**Task statement**
Could you print exactly the lines from the one that contains "What data populates" to the end of the data, both ends included, and nothing else? Skip the pictures.

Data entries
☆ ☆ ☆ ☆

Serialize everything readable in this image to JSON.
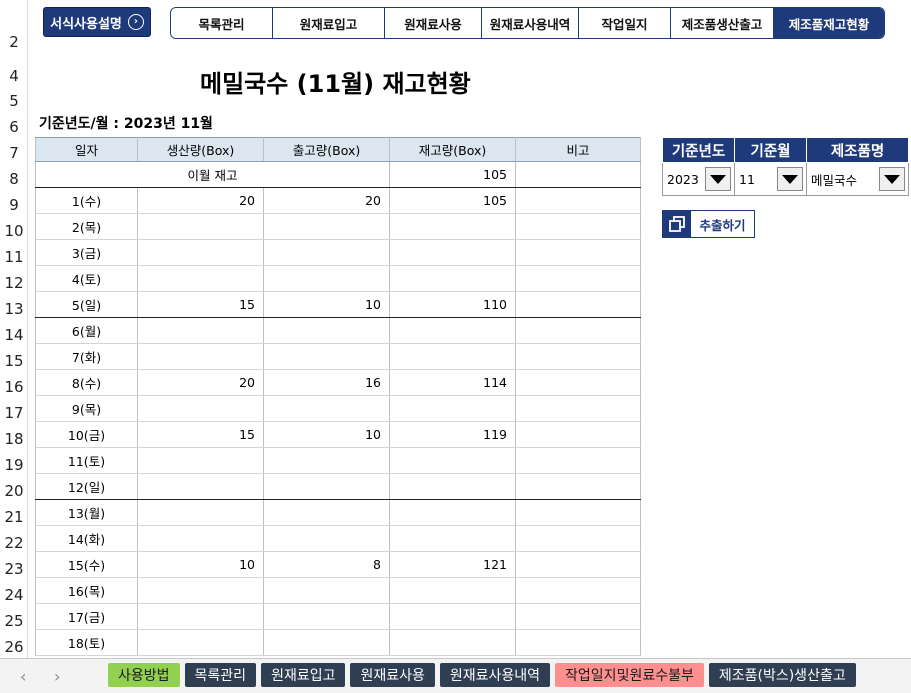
{
  "header": {
    "manual_button": "서식사용설명",
    "nav_tabs": [
      "목록관리",
      "원재료입고",
      "원재료사용",
      "원재료사용내역",
      "작업일지",
      "제조품생산출고",
      "제조품재고현황"
    ],
    "active_tab": "제조품재고현황"
  },
  "title": "메밀국수 (11월) 재고현황",
  "subtitle": "기준년도/월 : 2023년 11월",
  "table": {
    "columns": [
      "일자",
      "생산량(Box)",
      "출고량(Box)",
      "재고량(Box)",
      "비고"
    ],
    "carry_label": "이월 재고",
    "carry_value": "105",
    "rows": [
      {
        "date": "1(수)",
        "prod": "20",
        "out": "20",
        "stock": "105",
        "note": ""
      },
      {
        "date": "2(목)",
        "prod": "",
        "out": "",
        "stock": "",
        "note": ""
      },
      {
        "date": "3(금)",
        "prod": "",
        "out": "",
        "stock": "",
        "note": ""
      },
      {
        "date": "4(토)",
        "prod": "",
        "out": "",
        "stock": "",
        "note": ""
      },
      {
        "date": "5(일)",
        "prod": "15",
        "out": "10",
        "stock": "110",
        "note": ""
      },
      {
        "date": "6(월)",
        "prod": "",
        "out": "",
        "stock": "",
        "note": ""
      },
      {
        "date": "7(화)",
        "prod": "",
        "out": "",
        "stock": "",
        "note": ""
      },
      {
        "date": "8(수)",
        "prod": "20",
        "out": "16",
        "stock": "114",
        "note": ""
      },
      {
        "date": "9(목)",
        "prod": "",
        "out": "",
        "stock": "",
        "note": ""
      },
      {
        "date": "10(금)",
        "prod": "15",
        "out": "10",
        "stock": "119",
        "note": ""
      },
      {
        "date": "11(토)",
        "prod": "",
        "out": "",
        "stock": "",
        "note": ""
      },
      {
        "date": "12(일)",
        "prod": "",
        "out": "",
        "stock": "",
        "note": ""
      },
      {
        "date": "13(월)",
        "prod": "",
        "out": "",
        "stock": "",
        "note": ""
      },
      {
        "date": "14(화)",
        "prod": "",
        "out": "",
        "stock": "",
        "note": ""
      },
      {
        "date": "15(수)",
        "prod": "10",
        "out": "8",
        "stock": "121",
        "note": ""
      },
      {
        "date": "16(목)",
        "prod": "",
        "out": "",
        "stock": "",
        "note": ""
      },
      {
        "date": "17(금)",
        "prod": "",
        "out": "",
        "stock": "",
        "note": ""
      },
      {
        "date": "18(토)",
        "prod": "",
        "out": "",
        "stock": "",
        "note": ""
      }
    ]
  },
  "filter": {
    "headers": [
      "기준년도",
      "기준월",
      "제조품명"
    ],
    "year": "2023",
    "month": "11",
    "product": "메밀국수",
    "extract_button": "추출하기"
  },
  "row_numbers": [
    "2",
    "4",
    "5",
    "6",
    "7",
    "8",
    "9",
    "10",
    "11",
    "12",
    "13",
    "14",
    "15",
    "16",
    "17",
    "18",
    "19",
    "20",
    "21",
    "22",
    "23",
    "24",
    "25",
    "26"
  ],
  "sheet_tabs": [
    {
      "label": "사용방법",
      "style": "green"
    },
    {
      "label": "목록관리",
      "style": "dark"
    },
    {
      "label": "원재료입고",
      "style": "dark"
    },
    {
      "label": "원재료사용",
      "style": "dark"
    },
    {
      "label": "원재료사용내역",
      "style": "dark"
    },
    {
      "label": "작업일지및원료수불부",
      "style": "pink"
    },
    {
      "label": "제조품(박스)생산출고",
      "style": "dark"
    }
  ],
  "sheet_nav": {
    "prev": "‹",
    "next": "›"
  },
  "colors": {
    "navy": "#1f3a7a",
    "header_fill": "#dce6f1",
    "tab_dark": "#2f3e52",
    "tab_green": "#92d050",
    "tab_pink": "#ff8f8f"
  }
}
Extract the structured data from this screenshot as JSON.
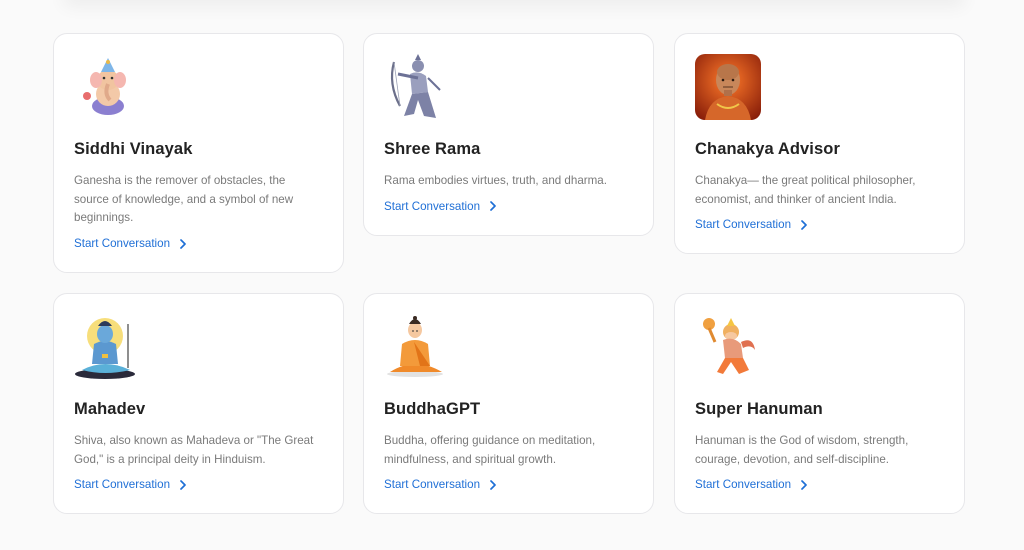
{
  "cards": [
    {
      "title": "Siddhi Vinayak",
      "description": "Ganesha is the remover of obstacles, the source of knowledge, and a symbol of new beginnings.",
      "cta": "Start Conversation",
      "icon": "ganesha-icon"
    },
    {
      "title": "Shree Rama",
      "description": "Rama embodies virtues, truth, and dharma.",
      "cta": "Start Conversation",
      "icon": "rama-icon"
    },
    {
      "title": "Chanakya Advisor",
      "description": "Chanakya— the great political philosopher, economist, and thinker of ancient India.",
      "cta": "Start Conversation",
      "icon": "chanakya-icon"
    },
    {
      "title": "Mahadev",
      "description": "Shiva, also known as Mahadeva or \"The Great God,\" is a principal deity in Hinduism.",
      "cta": "Start Conversation",
      "icon": "shiva-icon"
    },
    {
      "title": "BuddhaGPT",
      "description": "Buddha, offering guidance on meditation, mindfulness, and spiritual growth.",
      "cta": "Start Conversation",
      "icon": "buddha-icon"
    },
    {
      "title": "Super Hanuman",
      "description": "Hanuman is the God of wisdom, strength, courage, devotion, and self-discipline.",
      "cta": "Start Conversation",
      "icon": "hanuman-icon"
    }
  ],
  "colors": {
    "link": "#1f6fd6",
    "title": "#222222",
    "text": "#7a7a7a",
    "border": "#e7e7ea"
  }
}
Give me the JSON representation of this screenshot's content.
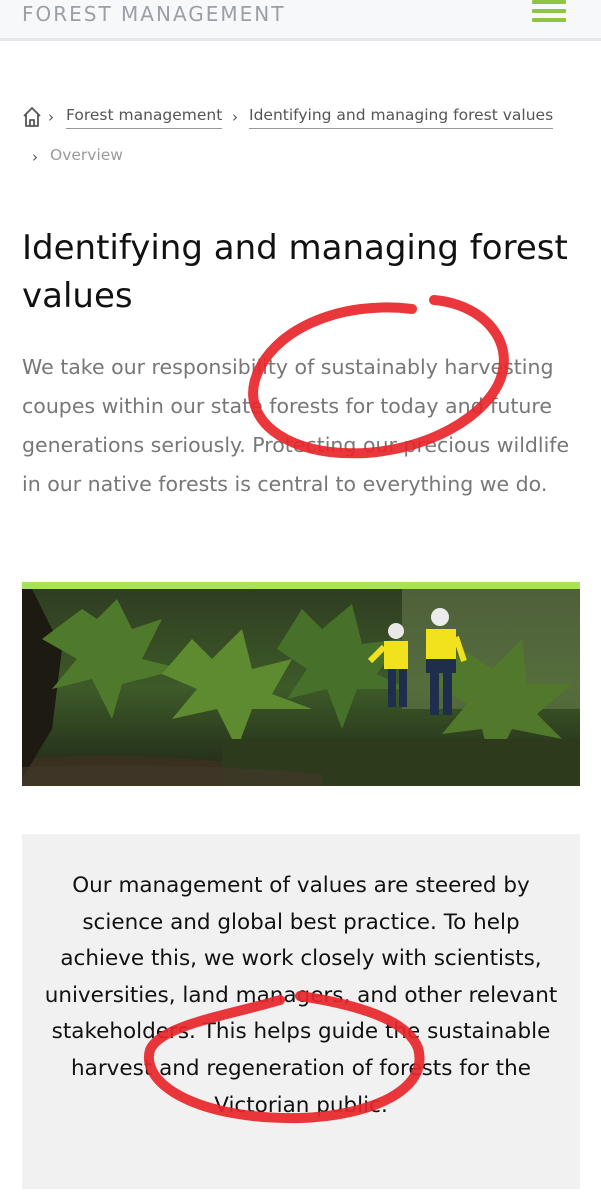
{
  "header": {
    "brand": "FOREST MANAGEMENT",
    "menu_icon": "hamburger-menu-icon",
    "accent_color": "#8fc440"
  },
  "breadcrumb": {
    "home_icon": "home-icon",
    "items": [
      "Forest management",
      "Identifying and managing forest values"
    ],
    "current": "Overview"
  },
  "page": {
    "title_line1": "Identifying and managing forest",
    "title_line2": "values",
    "intro": "We take our responsibility of sustainably harvesting coupes within our state forests for today and future generations seriously. Protecting our precious wildlife in our native forests is central to everything we do."
  },
  "hero": {
    "divider_color": "#a6e35a"
  },
  "callout": {
    "text": "Our management of values are steered by science and global best practice. To help achieve this, we work closely with scientists, universities, land managers, and other relevant stakeholders. This helps guide the sustainable harvest and regeneration of forests for the Victorian public."
  },
  "annotation_color": "#e8262a"
}
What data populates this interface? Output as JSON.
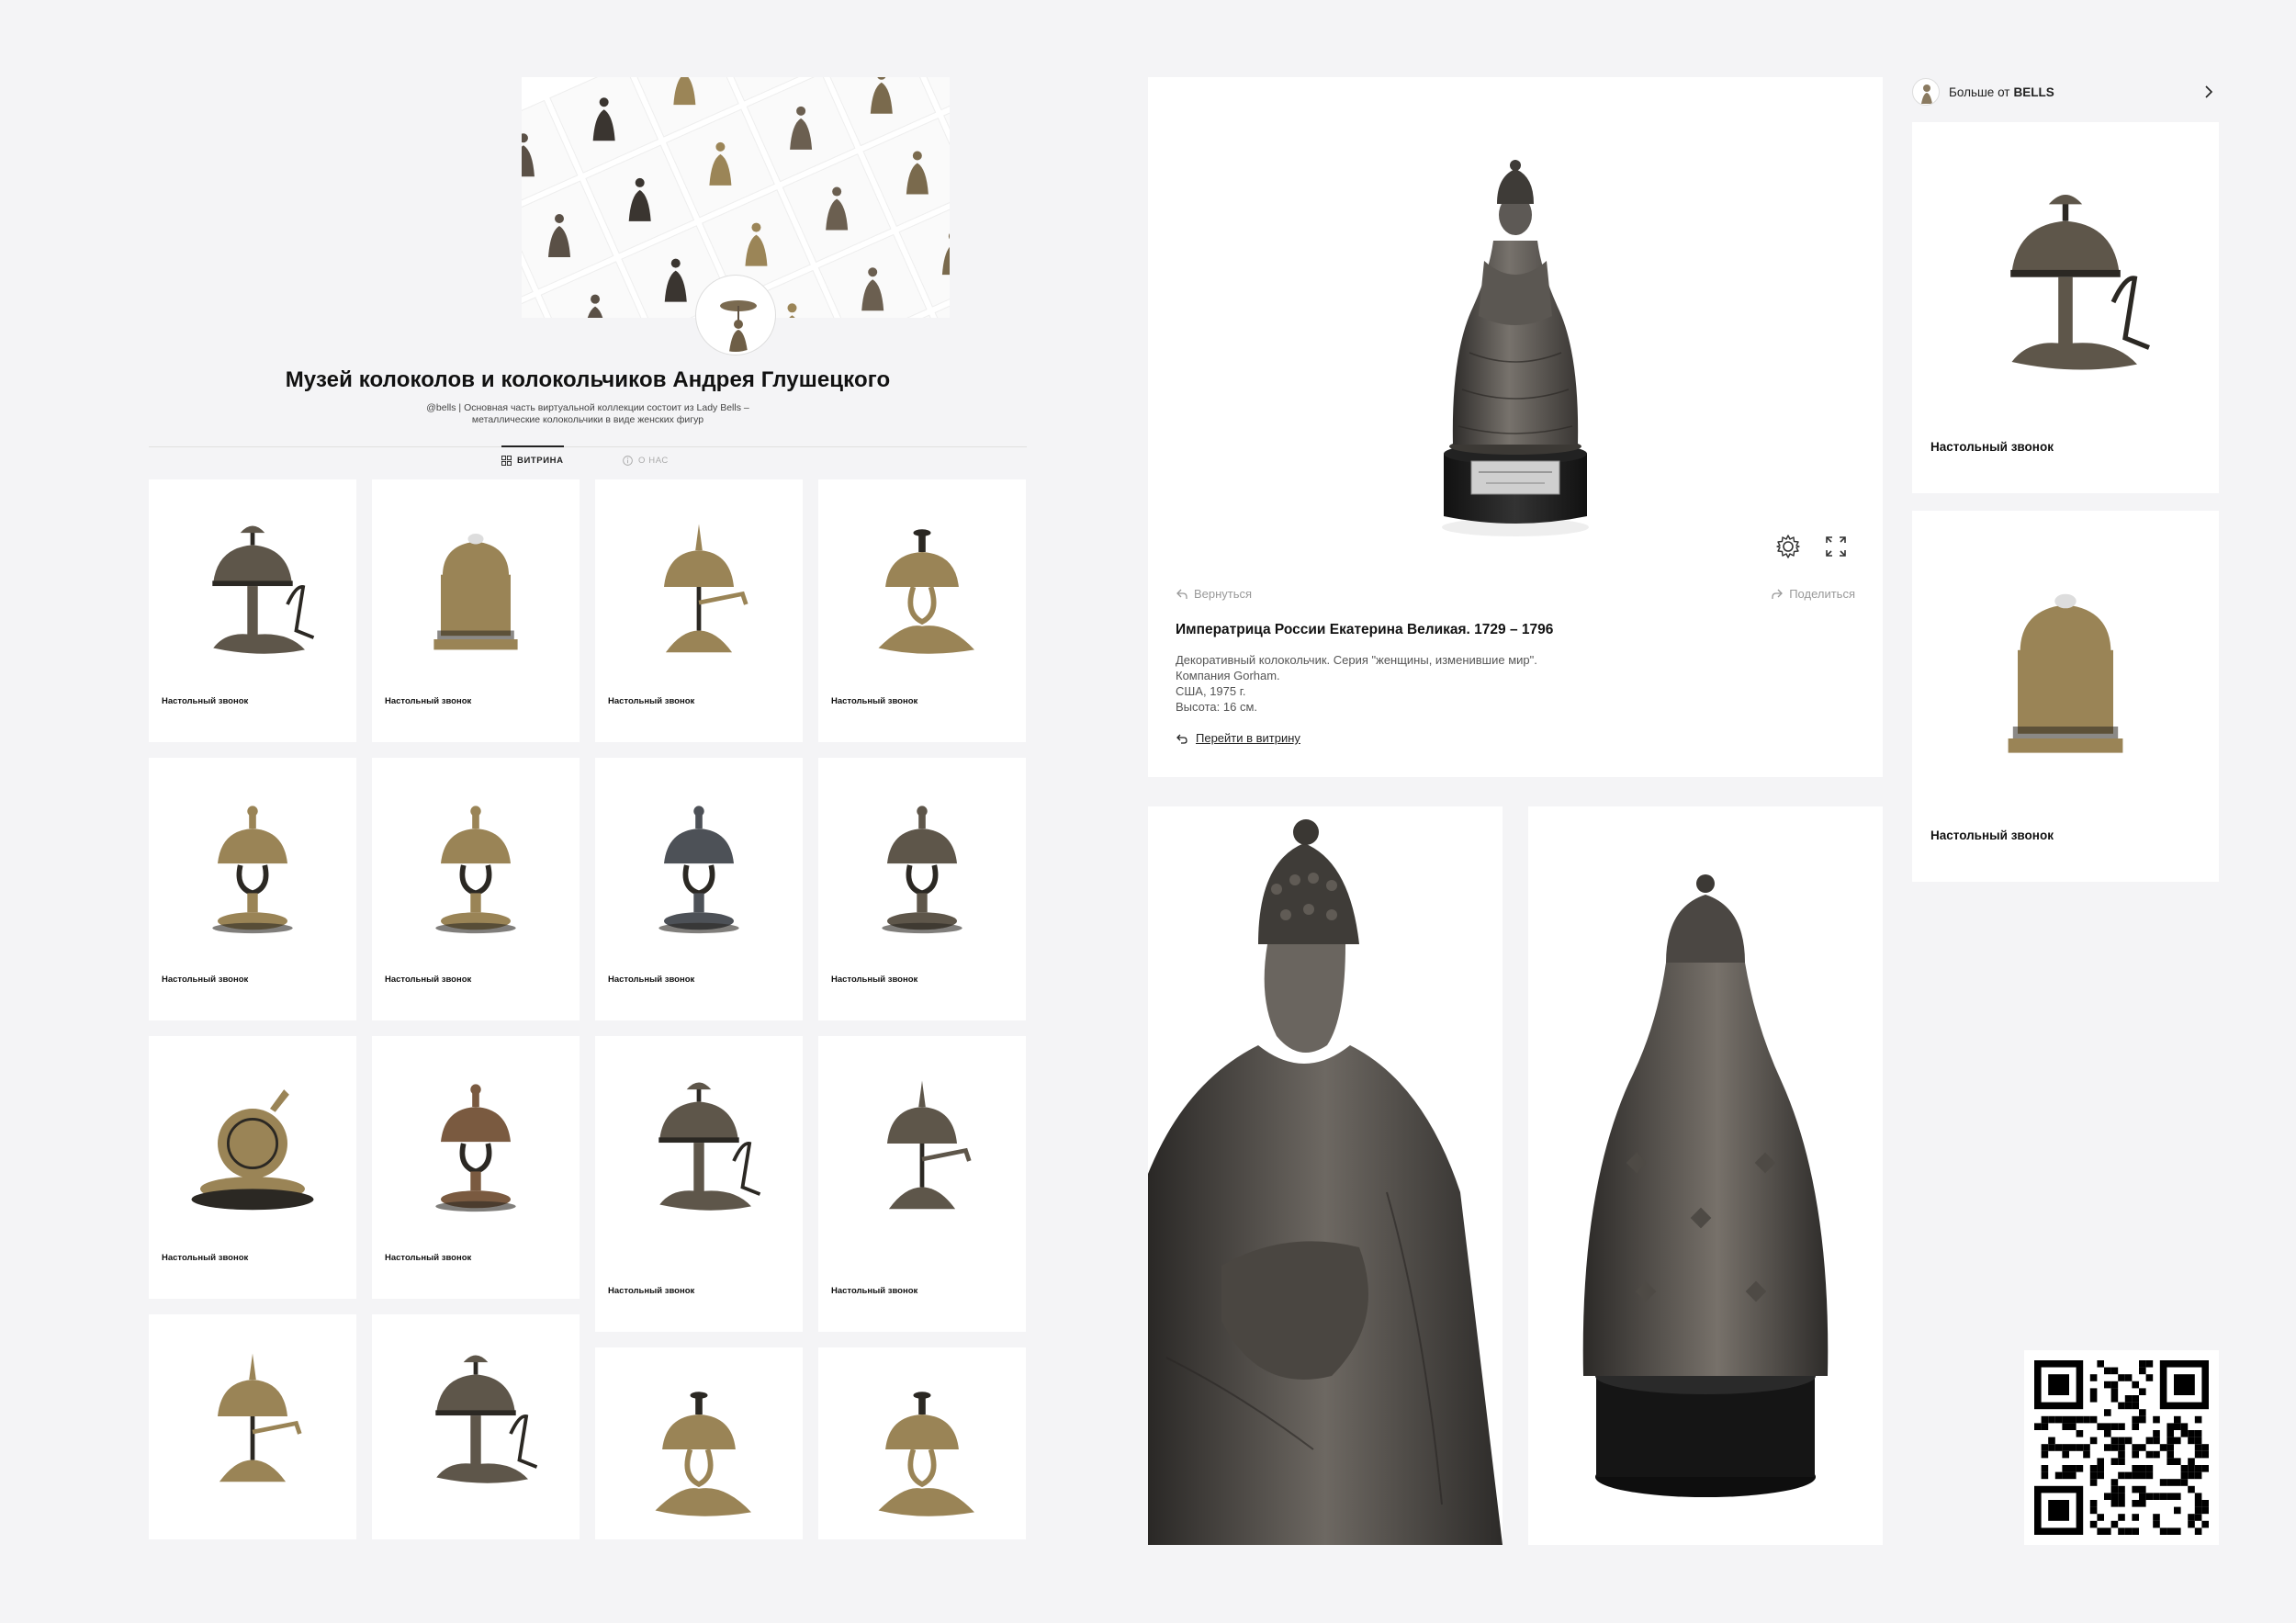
{
  "profile": {
    "title": "Музей колоколов и колокольчиков Андрея Глушецкого",
    "description": "@bells | Основная часть виртуальной коллекции состоит из Lady Bells – металлические колокольчики в виде женских фигур"
  },
  "tabs": [
    {
      "label": "ВИТРИНА",
      "active": true,
      "icon": "grid-icon"
    },
    {
      "label": "О НАС",
      "active": false,
      "icon": "info-icon"
    }
  ],
  "grid_items": [
    {
      "label": "Настольный звонок",
      "tone": "bronze"
    },
    {
      "label": "Настольный звонок",
      "tone": "brass"
    },
    {
      "label": "Настольный звонок",
      "tone": "brass"
    },
    {
      "label": "Настольный звонок",
      "tone": "brass"
    },
    {
      "label": "Настольный звонок",
      "tone": "brass"
    },
    {
      "label": "Настольный звонок",
      "tone": "brass"
    },
    {
      "label": "Настольный звонок",
      "tone": "steel"
    },
    {
      "label": "Настольный звонок",
      "tone": "bronze"
    },
    {
      "label": "Настольный звонок",
      "tone": "brass"
    },
    {
      "label": "Настольный звонок",
      "tone": "copper"
    },
    {
      "label": "Настольный звонок",
      "tone": "bronze"
    },
    {
      "label": "Настольный звонок",
      "tone": "bronze"
    },
    {
      "label": "",
      "tone": "brass"
    },
    {
      "label": "",
      "tone": "bronze"
    },
    {
      "label": "",
      "tone": "brass"
    },
    {
      "label": "",
      "tone": "brass"
    }
  ],
  "detail": {
    "back_label": "Вернуться",
    "share_label": "Поделиться",
    "title": "Императрица России Екатерина Великая. 1729 – 1796",
    "description_lines": [
      "Декоративный колокольчик. Серия \"женщины, изменившие мир\".",
      "Компания Gorham.",
      "США, 1975 г.",
      "Высота: 16 см."
    ],
    "showcase_link": "Перейти в витрину"
  },
  "more": {
    "prefix": "Больше от",
    "brand": "BELLS",
    "items": [
      {
        "label": "Настольный звонок"
      },
      {
        "label": "Настольный звонок"
      }
    ]
  },
  "colors": {
    "bronze": "#5e564a",
    "brass": "#9a8456",
    "steel": "#4d5157",
    "copper": "#7a5a40",
    "silver": "#55524f"
  }
}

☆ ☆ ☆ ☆

**Response for this exercise**
What data populates this interface? Output as JSON.
{
  "profile": {
    "title": "Музей колоколов и колокольчиков Андрея Глушецкого",
    "description": "@bells | Основная часть виртуальной коллекции состоит из Lady Bells – металлические колокольчики в виде женских фигур"
  },
  "tabs": [
    {
      "label": "ВИТРИНА",
      "active": true,
      "icon": "grid-icon"
    },
    {
      "label": "О НАС",
      "active": false,
      "icon": "info-icon"
    }
  ],
  "grid_items": [
    {
      "label": "Настольный звонок",
      "tone": "bronze"
    },
    {
      "label": "Настольный звонок",
      "tone": "brass"
    },
    {
      "label": "Настольный звонок",
      "tone": "brass"
    },
    {
      "label": "Настольный звонок",
      "tone": "brass"
    },
    {
      "label": "Настольный звонок",
      "tone": "brass"
    },
    {
      "label": "Настольный звонок",
      "tone": "brass"
    },
    {
      "label": "Настольный звонок",
      "tone": "steel"
    },
    {
      "label": "Настольный звонок",
      "tone": "bronze"
    },
    {
      "label": "Настольный звонок",
      "tone": "brass"
    },
    {
      "label": "Настольный звонок",
      "tone": "copper"
    },
    {
      "label": "Настольный звонок",
      "tone": "bronze"
    },
    {
      "label": "Настольный звонок",
      "tone": "bronze"
    },
    {
      "label": "",
      "tone": "brass"
    },
    {
      "label": "",
      "tone": "bronze"
    },
    {
      "label": "",
      "tone": "brass"
    },
    {
      "label": "",
      "tone": "brass"
    }
  ],
  "detail": {
    "back_label": "Вернуться",
    "share_label": "Поделиться",
    "title": "Императрица России Екатерина Великая. 1729 – 1796",
    "description_lines": [
      "Декоративный колокольчик. Серия \"женщины, изменившие мир\".",
      "Компания Gorham.",
      "США, 1975 г.",
      "Высота: 16 см."
    ],
    "showcase_link": "Перейти в витрину"
  },
  "more": {
    "prefix": "Больше от",
    "brand": "BELLS",
    "items": [
      {
        "label": "Настольный звонок"
      },
      {
        "label": "Настольный звонок"
      }
    ]
  },
  "colors": {
    "bronze": "#5e564a",
    "brass": "#9a8456",
    "steel": "#4d5157",
    "copper": "#7a5a40",
    "silver": "#55524f"
  }
}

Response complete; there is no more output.